Post-indexed addressing modes in Arm Cortex M refer to addressing modes where the address is calculated first before being used, and then the address register is updated after. This allows efficient accessing of data structures like arrays or buffers where you want to increment the address after each access. The key benefit is that the updated address is available for the next instruction without needing an extra ADD instruction.
Background on Arm Addressing Modes
The Arm architecture supports a flexible set of addressing modes for load and store instructions to access memory. These work by using a base register, an offset register, a shift amount, and an offset constant to calculate the memory address. The three main types of addressing are:
- Offset – The address is the sum of a base register and an optionally shifted offset register.
- Pre-indexed – The base register is updated with the offset before using the address.
- Post-indexed – The address is calculated first before the base register is updated with the offset.
Post-indexed addressing is useful for sequentially accessing data structures because you get the updated base register pointing to the next element without needing a separate ADD instruction. The Arm Cortex-M processors like Cortex-M3, Cortex-M4, and Cortex-M7 support several post-indexed addressing modes for loads and stores.
Post-Indexed Addressing Modes in Arm Cortex M
Here are the main post-indexed addressing modes supported on Cortex-M processors:
Post-Indexed Addressing with Offset
This uses the base register value as the address for the load/store. After completing the memory access, the offset register value is added to the base register. For example: LDR R0, [R1], R2
Loads from the address in R1, then does R1 = R1 + R2. This allows efficiently stepping through arrays or buffers.

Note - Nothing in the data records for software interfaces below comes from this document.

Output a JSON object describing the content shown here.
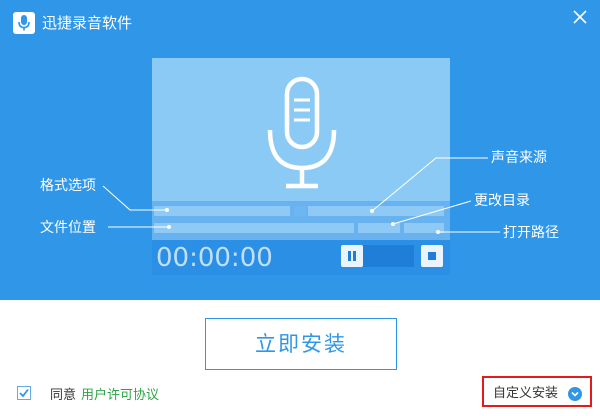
{
  "window": {
    "title": "迅捷录音软件",
    "app_icon": "microphone-icon",
    "close_icon": "close-icon"
  },
  "preview": {
    "time_display": "00:00:00",
    "mic_icon": "microphone-icon",
    "pause_icon": "pause-icon",
    "stop_icon": "stop-icon"
  },
  "labels": {
    "format_options": "格式选项",
    "file_location": "文件位置",
    "sound_source": "声音来源",
    "change_directory": "更改目录",
    "open_path": "打开路径"
  },
  "install_button": {
    "label": "立即安装"
  },
  "agreement": {
    "checked": true,
    "agree_text": "同意",
    "license_link": "用户许可协议"
  },
  "custom_install": {
    "label": "自定义安装",
    "icon": "chevron-down-icon"
  },
  "colors": {
    "primary": "#2f96e8",
    "link_green": "#2fa447",
    "highlight_red": "#e31b1b"
  }
}
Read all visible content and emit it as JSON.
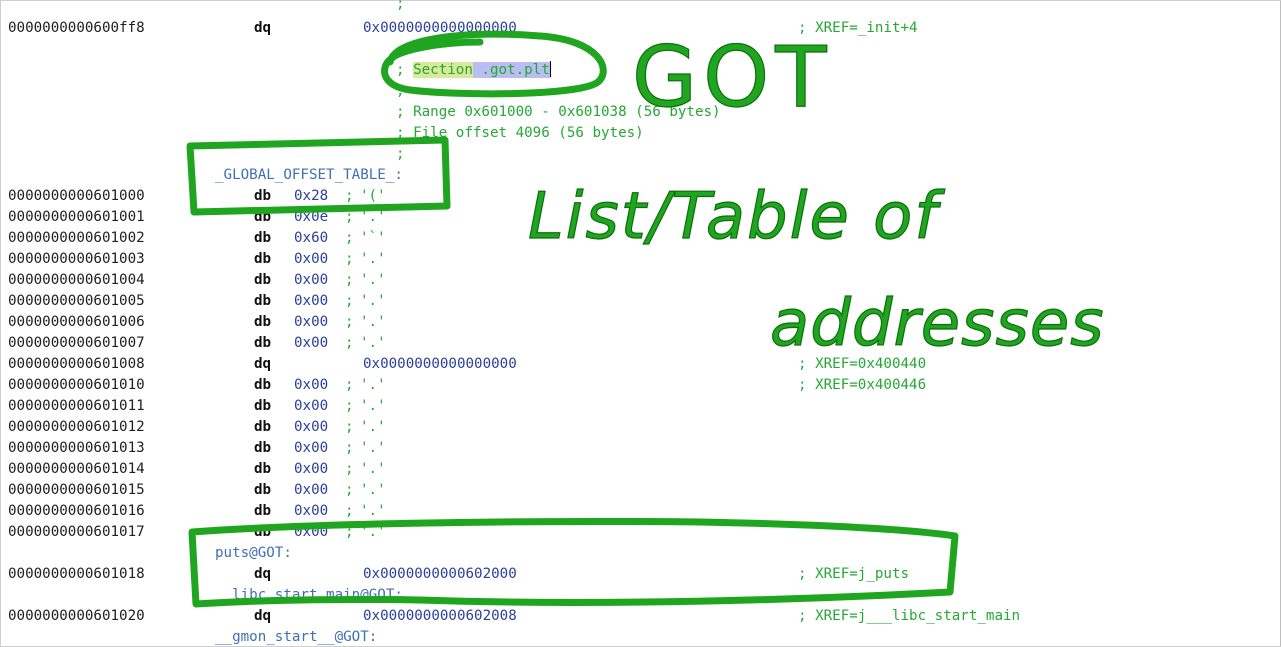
{
  "top_semicolon": ";",
  "first_row": {
    "addr": "0000000000600ff8",
    "mnemonic": "dq",
    "operand": "0x0000000000000000",
    "comment": "; XREF=_init+4"
  },
  "section_header": {
    "semi": ";",
    "section_word": "Section",
    "section_name": " .got.plt",
    "blank1": ";",
    "range": "; Range 0x601000 - 0x601038 (56 bytes)",
    "file_offset": "; File offset 4096 (56 bytes)",
    "blank2": ";"
  },
  "got_label": "_GLOBAL_OFFSET_TABLE_:",
  "byte_rows": [
    {
      "addr": "0000000000601000",
      "mnemonic": "db",
      "operand": "0x28",
      "comment": ";",
      "char": "'('"
    },
    {
      "addr": "0000000000601001",
      "mnemonic": "db",
      "operand": "0x0e",
      "comment": ";",
      "char": "'.'"
    },
    {
      "addr": "0000000000601002",
      "mnemonic": "db",
      "operand": "0x60",
      "comment": ";",
      "char": "'`'"
    },
    {
      "addr": "0000000000601003",
      "mnemonic": "db",
      "operand": "0x00",
      "comment": ";",
      "char": "'.'"
    },
    {
      "addr": "0000000000601004",
      "mnemonic": "db",
      "operand": "0x00",
      "comment": ";",
      "char": "'.'"
    },
    {
      "addr": "0000000000601005",
      "mnemonic": "db",
      "operand": "0x00",
      "comment": ";",
      "char": "'.'"
    },
    {
      "addr": "0000000000601006",
      "mnemonic": "db",
      "operand": "0x00",
      "comment": ";",
      "char": "'.'"
    },
    {
      "addr": "0000000000601007",
      "mnemonic": "db",
      "operand": "0x00",
      "comment": ";",
      "char": "'.'"
    }
  ],
  "qword_row_1": {
    "addr": "0000000000601008",
    "mnemonic": "dq",
    "operand": "0x0000000000000000",
    "comment": "; XREF=0x400440"
  },
  "byte_rows_2": [
    {
      "addr": "0000000000601010",
      "mnemonic": "db",
      "operand": "0x00",
      "comment": ";",
      "char": "'.'",
      "xref": "; XREF=0x400446"
    },
    {
      "addr": "0000000000601011",
      "mnemonic": "db",
      "operand": "0x00",
      "comment": ";",
      "char": "'.'",
      "xref": ""
    },
    {
      "addr": "0000000000601012",
      "mnemonic": "db",
      "operand": "0x00",
      "comment": ";",
      "char": "'.'",
      "xref": ""
    },
    {
      "addr": "0000000000601013",
      "mnemonic": "db",
      "operand": "0x00",
      "comment": ";",
      "char": "'.'",
      "xref": ""
    },
    {
      "addr": "0000000000601014",
      "mnemonic": "db",
      "operand": "0x00",
      "comment": ";",
      "char": "'.'",
      "xref": ""
    },
    {
      "addr": "0000000000601015",
      "mnemonic": "db",
      "operand": "0x00",
      "comment": ";",
      "char": "'.'",
      "xref": ""
    },
    {
      "addr": "0000000000601016",
      "mnemonic": "db",
      "operand": "0x00",
      "comment": ";",
      "char": "'.'",
      "xref": ""
    },
    {
      "addr": "0000000000601017",
      "mnemonic": "db",
      "operand": "0x00",
      "comment": ";",
      "char": "'.'",
      "xref": ""
    }
  ],
  "puts_label": "puts@GOT:",
  "puts_row": {
    "addr": "0000000000601018",
    "mnemonic": "dq",
    "operand": "0x0000000000602000",
    "comment": "; XREF=j_puts"
  },
  "libc_label": "__libc_start_main@GOT:",
  "libc_row": {
    "addr": "0000000000601020",
    "mnemonic": "dq",
    "operand": "0x0000000000602008",
    "comment": "; XREF=j___libc_start_main"
  },
  "gmon_label": "__gmon_start__@GOT:",
  "annotations": {
    "title": "GOT",
    "line1": "List/Table of",
    "line2": "addresses",
    "ink_color": "#1fa51f"
  }
}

Post-Indexed Addressing with Immediate Offset
Same as above but with an immediate constant offset instead of a register. For example: LDR R0, [R1], #8
Loads from R1 then does R1 = R1 + 8. Useful for accessing fields of structured data.
Post-Indexed Addressing with Register and Shift
Supports shifted register offsets for the post-increment step. For example: LDR R0, [R1], R2, LSL #3
Loads from R1, then does R1 = R1 + (R2 << 3) to increment the base address.
Post-Indexed Addressing with Scaled Register Offset
A specialized mode to support efficient array access. The index register is automatically scaled by the data size. For example: LDR R0, [R1], R2, LSL #2
Loads from R1, then does R1 = R1 + (R2 * 4) to move to the next array element.
Use Cases for Post-Indexed Addressing
Here are some typical use cases where post-indexed addressing is useful on Cortex-M:
Accessing Array Data
Post-indexed array addressing like LDR R0, [R1], R2, LSL #2 is very efficient for array access in a loop since it handles the index increment automatically.
Stepping Through Buffers or Linked Lists
Post-increment with the offset register is ideal for sequentially going through a buffer or linked list data structure.
Structured Data Access
The immediate offset post-indexed mode allows accessing different fields of a struct or object and automatically advancing to the next field.
Memory Block Copy
Post-increment load and store instructions can be used together to implement an efficient memory block copy routine.
Comparison to Pre-Indexed Addressing
Pre-indexed addressing updates the base register first before doing the memory access. This causes a subtle change in behavior for things like array access. With pre-indexing, the updated base is used for the current access which means it points to the next element. With post-indexing, the original base is used meaning it points to the current element.
So post-indexed addressing is better suited for sequential access patterns where you want to access the current element before stepping to the next.
Defining Post-Indexed Addressing in Assembly
Here are some examples of using post-indexed addressing modes in Arm assembly on Cortex-M: LDR R0, [R1], R2 ; Post-indexed offset register LDR R0, [R1], #8 ; Post-indexed immediate offset LDR R0, [R1], R2, LSL #3 ; Post-indexed shifted register offset LDR R0, [R1], R2, LSL #2 ; Post-indexed scaled array indexing
The assembly syntax is straightforward – the increment step comes after the base register in square brackets. This clearly indicates the post-increment behavior.
Post-Indexed Addressing and Multicore Compatibility
Post-indexed addressing modes are supported across all profiles of the Arm architecture including both Cortex-M and Cortex-A series processors. This makes post-indexing suitable for software targeting multiple Arm core types. The specific opcodes differ but the fundamental behavior is consistent.
In summary, post-indexed addressing is useful for:
- Efficient array access without extra ADD instructions
- Stepping through data structures like buffers and lists
- Structured data field access
- Memory block copy operations
The post-increment happens after the memory access which sets up the base register for the next sequential access. Post-indexing is straightforward to use in assembly code and supported on all Arm profiles so is widely usable across Arm-based software.